The Supreme Court delivered a landmark ruling this week which struck down affirmative action programs at Harvard and the University of North Carolina, effectively eliminating race as a key factor in the admissions process. As a college counselor and woman of color, I have many thoughts about this ruling. Candidly, I’m torn.
It may be helpful to begin by exploring the premise of affirmative action. Since 1969, through both voluntary practices and government policies, higher education has worked to “build classes” that mirror the world, particularly as it pertains to race, bringing opportunities to historically marginalized populations. The premise is sound: there is a benefit for all to having students connect with others that don’t look and think like they do. This connection and interchange leads to teaching moments that create a well-rounded, globally-minded individual.
On many levels, affirmative action accomplished its aim: It brought diversity – particularly racial diversity – onto college campuses across the country, particularly within more selective college environments, where admissions offices sought to level the playing field in terms of access to higher education.
So where’s the opportunity? The word “diversity” is no longer restricted to race as it was in the 1970’s. Diversity now includes gender, age, sexuality, and socioeconomic realities. The University of Pennsylvania describes diversity in terms of “lived experiences“, and I think that’s apt. It would be narrow-minded of us to consider diversity in terms of race alone. While on the surface the Supreme Court ruling may seem like bad news to many, I am hopeful that it offers us the opportunity to consider diversity on a much broader, more inclusive level.
Practically, I don’t think this will change very much about the college admissions process. There are so many factors an admissions office considers when evaluating applicants which extend far beyond race. Schools will still need elite athletes. Another school may need an oboe player to fill a chair. Colleges might need 50 more students who want to be humanities majors to round out their department. For those who have belabored race’s role in the admissions process as a result of affirmative action: colleges are often recruiting to fill a need, which is why the highest academically performing student doesn’t always get accepted.
My advice is for students to work toward a school that will propel them to be the best version of themselves, and that can happen anywhere, whether it’s Merrimack College or Harvard University. We need to avoid getting caught up in the brand value of a particular college’s name. There are tremendously successful people everywhere. How many amazing business leaders, politicians and scholars have graduated from the University of Maryland, Ohio State or from Indiana University? Where you go does not define you. Where you go might offer you a nice network, but my best advice in finding a good college fit is to consider what’s best for each individual student.
On a personal level, my thoughts about the benefits of affirmative action are simple: I want my children to connect with students from all over the world. I want them to be exposed to those from every socioeconomic strata, and from every race, culture, gender and sexual orientation possible. Why? Because I want them to understand what the world looks like so they are better prepared to navigate life. It makes me sad to think that historically marginalized populations feel that access to a level playing field has been lost.

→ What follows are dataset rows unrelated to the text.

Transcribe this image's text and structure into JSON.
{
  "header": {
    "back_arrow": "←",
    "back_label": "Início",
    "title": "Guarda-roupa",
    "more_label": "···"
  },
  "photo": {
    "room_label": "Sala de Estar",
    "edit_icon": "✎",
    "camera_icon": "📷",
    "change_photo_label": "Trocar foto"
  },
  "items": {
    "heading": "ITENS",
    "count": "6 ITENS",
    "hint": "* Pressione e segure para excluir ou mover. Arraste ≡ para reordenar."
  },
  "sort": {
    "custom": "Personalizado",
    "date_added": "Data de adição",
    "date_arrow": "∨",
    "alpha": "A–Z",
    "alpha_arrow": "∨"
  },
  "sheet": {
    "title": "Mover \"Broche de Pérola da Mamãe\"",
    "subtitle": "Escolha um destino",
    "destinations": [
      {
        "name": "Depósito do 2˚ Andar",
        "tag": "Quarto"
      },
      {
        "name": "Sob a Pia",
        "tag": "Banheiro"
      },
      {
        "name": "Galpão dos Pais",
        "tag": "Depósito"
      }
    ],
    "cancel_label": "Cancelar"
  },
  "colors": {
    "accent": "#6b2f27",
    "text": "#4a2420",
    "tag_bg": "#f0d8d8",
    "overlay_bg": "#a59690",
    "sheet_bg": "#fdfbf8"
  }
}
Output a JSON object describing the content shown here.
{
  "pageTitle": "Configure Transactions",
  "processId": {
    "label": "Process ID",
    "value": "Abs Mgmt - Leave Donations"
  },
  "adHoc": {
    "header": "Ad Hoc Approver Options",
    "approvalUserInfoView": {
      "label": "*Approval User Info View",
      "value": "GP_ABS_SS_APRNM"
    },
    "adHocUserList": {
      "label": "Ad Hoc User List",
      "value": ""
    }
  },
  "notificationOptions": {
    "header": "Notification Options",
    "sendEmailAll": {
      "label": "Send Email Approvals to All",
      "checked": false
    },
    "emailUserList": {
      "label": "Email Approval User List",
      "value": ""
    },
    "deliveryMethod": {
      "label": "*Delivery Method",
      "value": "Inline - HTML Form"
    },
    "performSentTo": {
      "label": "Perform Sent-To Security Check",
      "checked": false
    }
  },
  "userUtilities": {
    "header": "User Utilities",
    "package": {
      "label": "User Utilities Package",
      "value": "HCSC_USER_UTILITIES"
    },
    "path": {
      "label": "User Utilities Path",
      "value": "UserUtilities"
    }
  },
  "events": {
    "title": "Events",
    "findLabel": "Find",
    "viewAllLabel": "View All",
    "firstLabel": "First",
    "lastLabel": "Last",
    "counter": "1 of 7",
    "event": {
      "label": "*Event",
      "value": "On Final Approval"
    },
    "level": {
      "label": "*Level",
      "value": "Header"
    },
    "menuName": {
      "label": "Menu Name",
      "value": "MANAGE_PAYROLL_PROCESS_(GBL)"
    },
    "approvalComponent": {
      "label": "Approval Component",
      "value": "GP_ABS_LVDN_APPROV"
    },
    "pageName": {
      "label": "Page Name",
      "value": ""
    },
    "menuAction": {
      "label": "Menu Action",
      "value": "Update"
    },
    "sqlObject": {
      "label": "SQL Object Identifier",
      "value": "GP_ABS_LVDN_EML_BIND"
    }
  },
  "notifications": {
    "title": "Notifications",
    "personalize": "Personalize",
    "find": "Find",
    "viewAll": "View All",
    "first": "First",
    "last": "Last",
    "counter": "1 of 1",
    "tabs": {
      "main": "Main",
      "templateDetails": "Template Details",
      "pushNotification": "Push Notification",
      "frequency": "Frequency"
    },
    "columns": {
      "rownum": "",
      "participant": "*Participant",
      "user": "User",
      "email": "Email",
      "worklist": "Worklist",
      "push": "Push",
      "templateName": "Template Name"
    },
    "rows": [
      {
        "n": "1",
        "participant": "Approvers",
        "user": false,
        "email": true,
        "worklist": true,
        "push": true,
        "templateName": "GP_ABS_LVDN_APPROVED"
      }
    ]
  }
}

How can we make lemonade out of lemons, so to speak? Instead of seeing this ruling as a victory or loss, let us try to figure out a solution that will make the world, learning communities and future working communities as open, impactful and educational as we can, by finding the right schools for our kids. We need to build a new structure on which to continue to celebrate different lived experiences, whether historically marginalized or not, and continue working toward ensuring that a celebration of diversity and opportunity through a truly holistic admissions process remains a goal for us and for future generations.
Christine Chapman is the founder of Chapman Education, based in Hopkinton. Since 1995, she has guided more than 3,000 students and families through the private school and college admissions processes. She works closely with students and their families to help them secure the best educational fit.